Bottom-left quadrant is for permissionless and public blockchains. Permissionless means a different thing here than in Bitcoin — “under certain social agreement anybody who qualifies can become a validator”. A good example could be a country where each citizen is eligible to set up a node and participate in consensus. Trust level in a validator is low, even though identities are known — validators have almost nothing to lose. Practice shows that FBA (Federated Byzantine Agreement) consensus is the best for this case (first naïvely implemented in Ripple, but then developed and proven in Stellar). Proof of stake is not applicable since every validator has equal voting power. Suitable for national or consortium blockchains.
Bottom right quadrant is for permissioned and private blockchains. Permissioned means that validator has to have some kind of a license or be a part of a limited group. This is the only type of a system where blockchain itself is not public. Edge case is internal banking system where blockchain is validated by a single entity. Fast consensus algorithms are applicable, based on high trust to a validator — PBFT, multisignature. High trust stems from the fact that misbehavior results in lost license or membership. Immutability really depends on agreement between validators. Applicable for banking, fast payment infrastructure, corporate usage etc.
Playing with a crystal ball
Top left quadrant will tend to drift to full anonymity (Monero, Zerocoin etc) and decentralization of mining (non-outsourceable puzzles that prevent creation of mining pools). Bitcoin as a network is a subject to threat of devolving into a simple multi-sig between huge mining pools (since they often control mining equipment too).
Top right square will improve reputation models via using security deposits and an election mechanism (Graphene fast proof of stake is a good example). Such systems will tend to evolve into slightly decentralized (dozens of very powerful nodes) but relatively fast and federated network.
Quadrant at the bottom-left will be used to build national or multi-national blockchains. Good analysis of scalability challenges for different consensus algorithms can be found here.
Bottom right quadrant will evolve into corporate systems and the word “blockchain” won’t be a selling point at all. What it will mean is traceability, flexibility, efficient governance and crypto-API for digital assets.
It is a very good question which of these types really require native coin but not just a payment mechanism. Will try to elaborate in the next post.
One more thing…
There is one class of systems that is not covered by this analysis (even though it is considered blockchain related), so-called multi-blockchain systems.
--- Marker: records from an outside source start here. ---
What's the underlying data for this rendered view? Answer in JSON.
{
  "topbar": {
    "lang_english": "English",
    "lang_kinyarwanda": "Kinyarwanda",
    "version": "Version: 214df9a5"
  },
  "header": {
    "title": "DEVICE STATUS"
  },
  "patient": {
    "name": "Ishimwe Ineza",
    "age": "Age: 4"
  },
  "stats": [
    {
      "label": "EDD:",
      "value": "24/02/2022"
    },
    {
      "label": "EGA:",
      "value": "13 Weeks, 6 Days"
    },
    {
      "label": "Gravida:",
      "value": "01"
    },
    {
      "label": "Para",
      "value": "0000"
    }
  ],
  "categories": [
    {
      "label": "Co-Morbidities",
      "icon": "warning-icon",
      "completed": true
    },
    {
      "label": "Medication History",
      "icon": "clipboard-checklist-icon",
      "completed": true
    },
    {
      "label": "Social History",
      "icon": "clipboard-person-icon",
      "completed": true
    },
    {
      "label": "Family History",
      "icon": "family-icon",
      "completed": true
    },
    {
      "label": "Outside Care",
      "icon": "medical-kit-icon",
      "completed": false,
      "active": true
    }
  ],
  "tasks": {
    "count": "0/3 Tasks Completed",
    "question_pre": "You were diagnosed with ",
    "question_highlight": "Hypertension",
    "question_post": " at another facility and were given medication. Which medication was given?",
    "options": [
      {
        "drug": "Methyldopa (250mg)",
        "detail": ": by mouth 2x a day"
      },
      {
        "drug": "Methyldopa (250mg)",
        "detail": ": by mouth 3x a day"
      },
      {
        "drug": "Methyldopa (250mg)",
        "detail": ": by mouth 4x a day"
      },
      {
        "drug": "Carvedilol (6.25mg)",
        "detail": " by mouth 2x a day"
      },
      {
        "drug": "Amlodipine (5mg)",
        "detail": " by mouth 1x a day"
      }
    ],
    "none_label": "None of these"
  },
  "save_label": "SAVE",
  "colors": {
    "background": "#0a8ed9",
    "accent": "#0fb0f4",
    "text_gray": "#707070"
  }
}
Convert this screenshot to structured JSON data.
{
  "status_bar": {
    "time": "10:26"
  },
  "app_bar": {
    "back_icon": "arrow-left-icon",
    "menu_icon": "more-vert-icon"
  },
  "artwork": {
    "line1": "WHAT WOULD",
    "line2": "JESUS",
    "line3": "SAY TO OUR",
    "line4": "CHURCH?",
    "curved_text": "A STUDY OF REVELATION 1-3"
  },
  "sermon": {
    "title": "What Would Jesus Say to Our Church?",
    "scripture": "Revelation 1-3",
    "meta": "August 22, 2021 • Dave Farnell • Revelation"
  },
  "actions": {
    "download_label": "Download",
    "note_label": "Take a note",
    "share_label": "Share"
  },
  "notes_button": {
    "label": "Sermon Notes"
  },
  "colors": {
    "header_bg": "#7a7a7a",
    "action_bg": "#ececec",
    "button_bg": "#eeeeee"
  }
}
In a broad sense this is a set of protocols that allows nodes to select an appropriate consensus mechanism. It is a very interesting topic and I will try to address it in one of the future posts.